*** Data extracts ***

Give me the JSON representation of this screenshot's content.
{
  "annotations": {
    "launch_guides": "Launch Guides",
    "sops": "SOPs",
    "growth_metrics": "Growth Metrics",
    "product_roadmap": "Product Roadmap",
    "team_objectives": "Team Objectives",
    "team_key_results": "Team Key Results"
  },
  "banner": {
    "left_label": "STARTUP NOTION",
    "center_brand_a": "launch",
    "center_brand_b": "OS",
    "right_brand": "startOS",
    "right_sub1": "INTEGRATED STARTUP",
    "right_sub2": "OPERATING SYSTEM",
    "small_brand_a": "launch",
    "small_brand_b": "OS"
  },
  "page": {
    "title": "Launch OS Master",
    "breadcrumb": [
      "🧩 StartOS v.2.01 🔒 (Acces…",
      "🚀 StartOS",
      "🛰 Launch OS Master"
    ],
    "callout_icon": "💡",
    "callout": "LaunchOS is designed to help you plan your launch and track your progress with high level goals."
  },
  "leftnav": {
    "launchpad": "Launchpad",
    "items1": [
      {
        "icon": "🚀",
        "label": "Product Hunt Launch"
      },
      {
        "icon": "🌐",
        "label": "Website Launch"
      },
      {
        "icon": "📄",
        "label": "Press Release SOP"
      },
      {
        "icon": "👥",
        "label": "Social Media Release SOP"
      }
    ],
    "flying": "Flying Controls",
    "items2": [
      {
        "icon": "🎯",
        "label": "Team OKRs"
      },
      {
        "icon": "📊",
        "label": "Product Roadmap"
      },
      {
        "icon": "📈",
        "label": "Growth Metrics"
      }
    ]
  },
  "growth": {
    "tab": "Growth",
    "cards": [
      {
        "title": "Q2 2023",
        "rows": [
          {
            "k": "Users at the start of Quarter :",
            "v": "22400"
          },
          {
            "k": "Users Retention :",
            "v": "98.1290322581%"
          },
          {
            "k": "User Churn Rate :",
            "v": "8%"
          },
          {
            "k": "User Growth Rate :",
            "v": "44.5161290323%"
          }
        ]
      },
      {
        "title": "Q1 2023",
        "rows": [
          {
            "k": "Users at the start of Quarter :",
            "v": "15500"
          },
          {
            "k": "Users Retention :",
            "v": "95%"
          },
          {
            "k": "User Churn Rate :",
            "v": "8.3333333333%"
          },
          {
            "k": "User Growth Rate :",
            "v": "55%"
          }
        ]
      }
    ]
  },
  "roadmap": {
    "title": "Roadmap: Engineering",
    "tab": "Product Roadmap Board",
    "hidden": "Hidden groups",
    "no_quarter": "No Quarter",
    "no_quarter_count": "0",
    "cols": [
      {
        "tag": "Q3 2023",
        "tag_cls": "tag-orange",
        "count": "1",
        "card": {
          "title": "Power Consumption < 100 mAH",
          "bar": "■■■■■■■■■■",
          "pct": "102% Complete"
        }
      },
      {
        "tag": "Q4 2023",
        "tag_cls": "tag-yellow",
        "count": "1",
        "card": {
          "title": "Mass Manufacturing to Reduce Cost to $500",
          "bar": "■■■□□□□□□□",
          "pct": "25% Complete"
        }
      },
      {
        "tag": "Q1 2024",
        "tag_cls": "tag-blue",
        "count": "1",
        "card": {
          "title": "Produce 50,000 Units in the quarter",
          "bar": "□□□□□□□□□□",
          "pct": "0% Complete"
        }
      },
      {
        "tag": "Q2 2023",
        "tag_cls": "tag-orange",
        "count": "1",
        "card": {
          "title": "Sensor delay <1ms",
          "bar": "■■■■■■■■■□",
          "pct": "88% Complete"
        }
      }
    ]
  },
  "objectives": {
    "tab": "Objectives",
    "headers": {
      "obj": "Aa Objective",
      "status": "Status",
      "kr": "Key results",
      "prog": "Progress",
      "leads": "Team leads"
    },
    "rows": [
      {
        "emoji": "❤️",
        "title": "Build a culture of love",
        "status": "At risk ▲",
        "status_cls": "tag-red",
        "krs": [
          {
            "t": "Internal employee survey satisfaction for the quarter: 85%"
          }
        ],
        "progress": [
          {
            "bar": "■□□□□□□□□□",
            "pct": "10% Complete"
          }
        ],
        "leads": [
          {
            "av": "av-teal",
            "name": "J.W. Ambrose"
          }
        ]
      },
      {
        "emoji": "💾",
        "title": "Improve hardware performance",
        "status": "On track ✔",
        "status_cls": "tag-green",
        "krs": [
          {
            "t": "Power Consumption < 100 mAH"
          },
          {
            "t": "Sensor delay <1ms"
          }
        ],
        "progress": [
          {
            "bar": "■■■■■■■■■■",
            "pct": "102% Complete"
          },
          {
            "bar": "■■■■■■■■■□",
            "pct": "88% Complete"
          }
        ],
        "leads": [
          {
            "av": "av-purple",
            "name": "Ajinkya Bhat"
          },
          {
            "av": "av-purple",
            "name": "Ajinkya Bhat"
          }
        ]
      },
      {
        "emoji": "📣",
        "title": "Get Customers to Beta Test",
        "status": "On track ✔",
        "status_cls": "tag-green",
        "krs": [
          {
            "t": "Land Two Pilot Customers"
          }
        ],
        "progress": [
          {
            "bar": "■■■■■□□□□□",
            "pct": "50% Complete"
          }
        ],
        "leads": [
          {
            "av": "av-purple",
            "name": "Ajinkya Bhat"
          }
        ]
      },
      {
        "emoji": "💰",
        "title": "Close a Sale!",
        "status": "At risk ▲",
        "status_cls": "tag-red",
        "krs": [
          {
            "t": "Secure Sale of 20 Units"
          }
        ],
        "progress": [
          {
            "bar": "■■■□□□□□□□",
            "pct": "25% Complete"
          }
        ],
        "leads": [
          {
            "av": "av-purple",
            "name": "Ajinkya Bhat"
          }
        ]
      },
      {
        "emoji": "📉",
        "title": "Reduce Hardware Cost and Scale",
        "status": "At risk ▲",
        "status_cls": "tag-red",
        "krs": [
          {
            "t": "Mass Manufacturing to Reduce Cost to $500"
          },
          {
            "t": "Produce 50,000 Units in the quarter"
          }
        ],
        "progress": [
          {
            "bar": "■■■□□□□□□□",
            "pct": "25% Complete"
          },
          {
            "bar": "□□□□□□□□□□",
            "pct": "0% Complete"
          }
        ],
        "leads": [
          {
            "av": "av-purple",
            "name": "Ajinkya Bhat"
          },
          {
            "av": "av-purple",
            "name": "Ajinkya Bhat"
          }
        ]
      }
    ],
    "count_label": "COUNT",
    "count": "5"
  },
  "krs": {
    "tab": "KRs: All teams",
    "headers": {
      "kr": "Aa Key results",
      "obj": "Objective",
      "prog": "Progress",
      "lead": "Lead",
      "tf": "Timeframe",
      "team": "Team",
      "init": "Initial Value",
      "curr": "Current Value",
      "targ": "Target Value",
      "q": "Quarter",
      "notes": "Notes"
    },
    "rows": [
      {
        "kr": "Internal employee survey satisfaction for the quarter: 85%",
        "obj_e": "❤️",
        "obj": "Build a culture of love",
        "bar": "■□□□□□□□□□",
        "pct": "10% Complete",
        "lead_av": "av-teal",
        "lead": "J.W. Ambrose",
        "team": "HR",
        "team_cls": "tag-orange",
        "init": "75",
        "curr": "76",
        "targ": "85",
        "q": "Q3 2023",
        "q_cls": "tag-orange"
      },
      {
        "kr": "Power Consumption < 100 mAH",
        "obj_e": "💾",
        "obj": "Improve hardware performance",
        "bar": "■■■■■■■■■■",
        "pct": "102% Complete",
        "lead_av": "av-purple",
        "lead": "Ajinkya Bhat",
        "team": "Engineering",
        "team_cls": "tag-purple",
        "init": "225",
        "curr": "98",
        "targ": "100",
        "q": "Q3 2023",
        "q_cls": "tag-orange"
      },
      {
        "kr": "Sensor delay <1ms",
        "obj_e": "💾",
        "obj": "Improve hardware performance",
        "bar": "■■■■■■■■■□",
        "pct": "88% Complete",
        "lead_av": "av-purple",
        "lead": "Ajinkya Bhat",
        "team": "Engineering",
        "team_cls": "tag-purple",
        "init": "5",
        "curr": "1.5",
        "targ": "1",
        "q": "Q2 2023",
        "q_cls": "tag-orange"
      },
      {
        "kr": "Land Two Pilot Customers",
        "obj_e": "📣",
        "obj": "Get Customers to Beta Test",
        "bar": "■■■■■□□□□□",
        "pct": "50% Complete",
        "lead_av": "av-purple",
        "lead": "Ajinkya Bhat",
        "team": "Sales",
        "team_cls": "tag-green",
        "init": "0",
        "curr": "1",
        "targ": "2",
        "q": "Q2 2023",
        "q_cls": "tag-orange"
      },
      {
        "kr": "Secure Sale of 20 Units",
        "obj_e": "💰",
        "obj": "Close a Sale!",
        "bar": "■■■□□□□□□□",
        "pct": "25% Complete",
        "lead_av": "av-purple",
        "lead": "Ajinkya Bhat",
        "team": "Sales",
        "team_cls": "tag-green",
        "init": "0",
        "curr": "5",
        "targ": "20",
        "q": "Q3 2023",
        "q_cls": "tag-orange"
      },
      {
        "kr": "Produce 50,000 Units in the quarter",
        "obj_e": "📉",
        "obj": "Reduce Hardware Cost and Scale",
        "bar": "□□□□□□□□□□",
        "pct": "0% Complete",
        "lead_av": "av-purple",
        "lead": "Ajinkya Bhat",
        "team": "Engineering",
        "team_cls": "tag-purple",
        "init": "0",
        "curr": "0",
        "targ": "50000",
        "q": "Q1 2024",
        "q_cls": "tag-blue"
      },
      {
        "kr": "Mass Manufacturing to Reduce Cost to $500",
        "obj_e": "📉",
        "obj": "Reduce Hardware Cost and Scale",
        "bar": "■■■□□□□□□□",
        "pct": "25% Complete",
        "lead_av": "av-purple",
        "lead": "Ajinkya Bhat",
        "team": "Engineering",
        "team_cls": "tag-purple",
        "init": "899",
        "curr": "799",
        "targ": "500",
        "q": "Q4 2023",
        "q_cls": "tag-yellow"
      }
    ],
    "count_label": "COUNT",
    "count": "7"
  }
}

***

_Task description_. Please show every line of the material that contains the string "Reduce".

_Written answer_.
          "title": "Mass Manufacturing to Reduce Cost to $500",
        "title": "Reduce Hardware Cost and Scale",
            "t": "Mass Manufacturing to Reduce Cost to $500"
        "obj": "Reduce Hardware Cost and Scale",
        "kr": "Mass Manufacturing to Reduce Cost to $500",
        "obj": "Reduce Hardware Cost and Scale",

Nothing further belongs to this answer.